This site became the new on June 19th. Learn more.
Show more Menu IMPORTANT: Listing of a study on this site does not reflect endorsement by the National Institutes of Health. Talk with a trusted healthcare professional before volunteering for a study. Read more... Menu IMPORTANT: Talk with a trusted healthcare professional before volunteering for a study. Read more... Menu
Give us feedback

Spine Quantitative Computed Tomography (QCT) for the Assessment of Osteoporosis on Children

This study is ongoing, but not recruiting participants.
Information provided by (Responsible Party):
Children's Hospital of Philadelphia Identifier:
First received: December 14, 2010
Last updated: July 19, 2016
Last verified: July 2016
The purpose of this study is to compare healthy children to children who have systemic lupus erythematosus (SLE). SLE is a childhood disease that has high risk for low bone mass and vertebral compression fractures.

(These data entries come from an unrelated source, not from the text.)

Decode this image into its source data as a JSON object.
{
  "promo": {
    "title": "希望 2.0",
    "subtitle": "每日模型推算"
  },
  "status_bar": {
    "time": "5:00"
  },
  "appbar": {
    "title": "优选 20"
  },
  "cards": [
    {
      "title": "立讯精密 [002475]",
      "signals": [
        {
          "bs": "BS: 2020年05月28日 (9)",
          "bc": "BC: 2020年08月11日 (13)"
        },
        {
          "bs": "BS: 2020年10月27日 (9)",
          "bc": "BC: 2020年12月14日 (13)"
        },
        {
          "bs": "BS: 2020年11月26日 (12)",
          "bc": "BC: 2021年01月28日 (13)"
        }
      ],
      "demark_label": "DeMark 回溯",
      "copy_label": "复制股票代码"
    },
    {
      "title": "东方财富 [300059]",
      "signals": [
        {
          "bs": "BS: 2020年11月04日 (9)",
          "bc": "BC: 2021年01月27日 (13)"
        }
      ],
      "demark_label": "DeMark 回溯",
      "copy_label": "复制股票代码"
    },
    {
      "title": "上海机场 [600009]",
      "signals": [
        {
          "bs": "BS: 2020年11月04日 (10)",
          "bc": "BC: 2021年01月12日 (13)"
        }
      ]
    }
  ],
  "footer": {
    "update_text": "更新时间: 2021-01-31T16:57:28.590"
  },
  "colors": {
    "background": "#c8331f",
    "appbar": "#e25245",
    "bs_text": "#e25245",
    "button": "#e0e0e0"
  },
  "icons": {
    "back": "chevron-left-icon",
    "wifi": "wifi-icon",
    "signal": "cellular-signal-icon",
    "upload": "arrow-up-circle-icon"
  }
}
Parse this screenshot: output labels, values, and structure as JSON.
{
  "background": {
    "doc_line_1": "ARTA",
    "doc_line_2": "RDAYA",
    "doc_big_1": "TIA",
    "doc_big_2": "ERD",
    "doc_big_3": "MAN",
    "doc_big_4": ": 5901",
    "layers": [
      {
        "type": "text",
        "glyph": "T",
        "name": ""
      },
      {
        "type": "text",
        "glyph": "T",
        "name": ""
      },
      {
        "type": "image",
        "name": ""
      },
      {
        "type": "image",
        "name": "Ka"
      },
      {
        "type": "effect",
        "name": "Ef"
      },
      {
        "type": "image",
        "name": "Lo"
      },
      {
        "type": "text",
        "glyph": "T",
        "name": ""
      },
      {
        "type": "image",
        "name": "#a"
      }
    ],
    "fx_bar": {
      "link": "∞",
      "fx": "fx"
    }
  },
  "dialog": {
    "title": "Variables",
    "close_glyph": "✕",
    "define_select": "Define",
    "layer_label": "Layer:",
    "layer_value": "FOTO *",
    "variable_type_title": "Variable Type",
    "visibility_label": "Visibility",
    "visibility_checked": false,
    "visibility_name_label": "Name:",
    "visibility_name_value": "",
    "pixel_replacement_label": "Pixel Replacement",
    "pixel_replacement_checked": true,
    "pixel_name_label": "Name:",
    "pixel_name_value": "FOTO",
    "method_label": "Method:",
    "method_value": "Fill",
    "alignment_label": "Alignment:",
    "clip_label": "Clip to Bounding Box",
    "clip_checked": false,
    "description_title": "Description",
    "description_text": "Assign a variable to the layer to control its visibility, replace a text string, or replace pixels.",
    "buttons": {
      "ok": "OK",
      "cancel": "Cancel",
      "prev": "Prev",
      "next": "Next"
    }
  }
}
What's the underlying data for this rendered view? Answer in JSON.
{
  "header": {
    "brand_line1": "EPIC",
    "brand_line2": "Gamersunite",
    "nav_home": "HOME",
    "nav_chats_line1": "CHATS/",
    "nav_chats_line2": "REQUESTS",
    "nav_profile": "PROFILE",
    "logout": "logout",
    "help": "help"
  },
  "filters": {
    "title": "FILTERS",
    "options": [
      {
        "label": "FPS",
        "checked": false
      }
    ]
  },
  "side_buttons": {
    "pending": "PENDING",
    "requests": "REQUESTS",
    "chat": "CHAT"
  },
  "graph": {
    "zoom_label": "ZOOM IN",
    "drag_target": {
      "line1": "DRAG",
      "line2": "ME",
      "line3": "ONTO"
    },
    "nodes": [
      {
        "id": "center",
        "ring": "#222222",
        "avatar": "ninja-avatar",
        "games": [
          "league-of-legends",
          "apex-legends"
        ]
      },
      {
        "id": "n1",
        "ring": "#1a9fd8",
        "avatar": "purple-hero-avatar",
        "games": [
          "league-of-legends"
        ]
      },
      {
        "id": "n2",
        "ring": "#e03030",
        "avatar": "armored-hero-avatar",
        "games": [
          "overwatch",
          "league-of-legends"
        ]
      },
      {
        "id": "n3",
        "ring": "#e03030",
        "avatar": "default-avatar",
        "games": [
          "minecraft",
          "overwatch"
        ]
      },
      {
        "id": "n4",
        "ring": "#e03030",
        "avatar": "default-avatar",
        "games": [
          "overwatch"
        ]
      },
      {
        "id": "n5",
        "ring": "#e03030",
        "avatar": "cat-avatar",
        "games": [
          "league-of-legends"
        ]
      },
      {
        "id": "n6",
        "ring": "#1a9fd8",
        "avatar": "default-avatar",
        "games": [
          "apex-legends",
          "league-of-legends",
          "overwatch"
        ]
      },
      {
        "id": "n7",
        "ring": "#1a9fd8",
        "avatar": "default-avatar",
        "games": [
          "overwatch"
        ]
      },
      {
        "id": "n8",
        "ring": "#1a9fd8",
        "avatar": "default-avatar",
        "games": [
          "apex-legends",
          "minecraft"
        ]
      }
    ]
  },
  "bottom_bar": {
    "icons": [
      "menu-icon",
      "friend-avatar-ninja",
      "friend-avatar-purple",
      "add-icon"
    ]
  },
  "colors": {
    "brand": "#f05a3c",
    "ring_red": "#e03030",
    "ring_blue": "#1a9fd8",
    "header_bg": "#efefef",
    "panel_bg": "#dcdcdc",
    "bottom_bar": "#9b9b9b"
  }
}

Systemic Lupus Erythematosus

Study Type: Observational
Study Design: Observational Model: Case Control
Time Perspective: Cross-Sectional
Official Title: Spine Quantitative Computed Tomography (QCT) for the Assessment of Osteoporosis on Children

Resource links provided by NLM:

Further study details as provided by Children's Hospital of Philadelphia:

Primary Outcome Measures:
  • Age and sex specific z-scores for lumbar spine (L2) volumetric bone mineral density (BMD) (trabecular and total) and vertebral volume. [ Time Frame: 2 years ]

Secondary Outcome Measures:
  • Mean lumbar spine stiffness and strength in children with SLE and healthy controls correlation between standard and low dose lumbar spine. [ Time Frame: 2 years ]

Biospecimen Retention:   Samples Without DNA

Enrollment: 32
Study Start Date: October 2010
Estimated Study Completion Date: June 2017
Primary Completion Date: July 2013 (Final data collection date for primary outcome measure)
Detailed Description:
The purpose of this research study is to measure bone mass in children with SLE using different measurement techniques. Children with chronic illnesses are at risk of bone fragility. This is important because bone fragility can result in childhood fractures especially children with SLE. Therefore better diagnosis technique can lead to better management of bone health.

Ages Eligible for Study:   5 Years to 21 Years   (Child, Adult)
Sexes Eligible for Study:   All
Accepts Healthy Volunteers:   Yes
Sampling Method:   Non-Probability Sample
Study Population
200 control patients (124 controls participated in unique protocol ID: 2007-10-5528 data will be used for this study, we will be trying to recruit about 76 control patients for this study) and 30 study patients with SLE

Inclusion Criteria:

  • For SLE subjects: Subjects age 5-21 drawn from rheumatology clinic at Children's Hospital of Philadelphia diagnosed with SLE for at least 1 month. Also subjects with no known vertebral compression fracture of L2.
  • For Control subjects: Subjects age 5-21. Controls will be a 50% male/female.

Exclusion Criteria:

  • For SLE subjects: Subjects with SLE will be excluded if they have conditions or drug exposure unrelated to SLE and known to impact growth or bone health.
  • For Control subjects: Chronic disease or syndrome known to affect growth or bone health, prematurity (<37 weeks gestation), or use of any medication known to affect growth.
  Contacts and Locations
Choosing to participate in a study is an important personal decision. Talk with your doctor and family members or friends about deciding to join a study. To learn more about this study, you or your doctor may contact the study research staff using the Contacts provided below. For general information, see Learn About Clinical Studies.

Please refer to this study by its identifier: NCT01330368

United States, Pennsylvania
The Children's Hospital of Philadelphia
Philadelphia, Pennsylvania, United States, 19104
Sponsors and Collaborators
Children's Hospital of Philadelphia
Principal Investigator: Jon Burnham, MD, MSCE Children's Hospital of Philadelphia
  More Information

Responsible Party: Children's Hospital of Philadelphia Identifier: NCT01330368     History of Changes
Other Study ID Numbers: 10-007747
Study First Received: December 14, 2010
Last Updated: July 19, 2016

Keywords provided by Children's Hospital of Philadelphia:
Systemic Lupus Erythematosus
children with SLE

Additional relevant MeSH terms:
Lupus Erythematosus, Systemic
Bone Diseases, Metabolic
Bone Diseases
Musculoskeletal Diseases
Connective Tissue Diseases
Autoimmune Diseases
Immune System Diseases processed this record on September 19, 2017